Excerpts from an interface dataset:
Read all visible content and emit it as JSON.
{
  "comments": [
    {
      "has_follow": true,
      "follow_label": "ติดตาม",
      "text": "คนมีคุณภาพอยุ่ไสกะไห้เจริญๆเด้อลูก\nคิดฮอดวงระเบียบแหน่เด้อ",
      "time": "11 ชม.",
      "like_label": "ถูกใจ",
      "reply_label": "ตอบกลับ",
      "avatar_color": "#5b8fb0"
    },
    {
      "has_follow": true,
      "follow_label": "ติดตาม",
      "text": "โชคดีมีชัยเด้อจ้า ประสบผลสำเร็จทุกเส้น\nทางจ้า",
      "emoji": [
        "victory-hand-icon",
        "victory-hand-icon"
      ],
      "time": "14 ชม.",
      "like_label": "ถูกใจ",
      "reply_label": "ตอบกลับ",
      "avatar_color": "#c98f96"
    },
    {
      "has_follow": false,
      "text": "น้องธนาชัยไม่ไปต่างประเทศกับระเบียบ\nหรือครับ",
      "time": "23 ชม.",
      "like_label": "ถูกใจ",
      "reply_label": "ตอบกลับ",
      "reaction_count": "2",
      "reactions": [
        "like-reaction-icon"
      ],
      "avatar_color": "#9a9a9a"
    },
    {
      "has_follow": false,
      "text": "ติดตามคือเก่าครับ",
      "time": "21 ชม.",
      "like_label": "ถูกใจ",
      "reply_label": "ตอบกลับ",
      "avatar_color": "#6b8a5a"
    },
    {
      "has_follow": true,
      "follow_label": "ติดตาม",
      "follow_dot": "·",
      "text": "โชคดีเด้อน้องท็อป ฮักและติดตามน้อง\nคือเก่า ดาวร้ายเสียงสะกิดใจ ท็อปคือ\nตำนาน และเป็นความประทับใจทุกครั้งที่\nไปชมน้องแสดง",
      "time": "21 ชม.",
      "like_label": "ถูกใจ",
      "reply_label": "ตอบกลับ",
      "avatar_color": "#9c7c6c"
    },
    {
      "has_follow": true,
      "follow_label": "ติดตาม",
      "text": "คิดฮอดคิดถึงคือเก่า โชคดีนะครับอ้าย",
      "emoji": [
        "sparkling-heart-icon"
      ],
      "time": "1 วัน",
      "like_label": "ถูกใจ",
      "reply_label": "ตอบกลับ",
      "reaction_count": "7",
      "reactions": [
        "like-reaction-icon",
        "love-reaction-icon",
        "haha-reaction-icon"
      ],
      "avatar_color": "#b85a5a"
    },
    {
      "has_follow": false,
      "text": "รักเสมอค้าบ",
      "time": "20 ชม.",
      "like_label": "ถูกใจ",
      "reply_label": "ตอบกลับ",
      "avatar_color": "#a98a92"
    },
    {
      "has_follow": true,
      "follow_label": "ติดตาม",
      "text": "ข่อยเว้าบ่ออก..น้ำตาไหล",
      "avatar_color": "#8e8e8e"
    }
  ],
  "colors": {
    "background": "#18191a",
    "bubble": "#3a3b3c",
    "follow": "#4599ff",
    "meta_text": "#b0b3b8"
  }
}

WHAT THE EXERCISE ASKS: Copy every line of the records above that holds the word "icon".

OUTPUT BELOW:
        "victory-hand-icon",
        "victory-hand-icon"
        "like-reaction-icon"
        "sparkling-heart-icon"
        "like-reaction-icon",
        "love-reaction-icon",
        "haha-reaction-icon"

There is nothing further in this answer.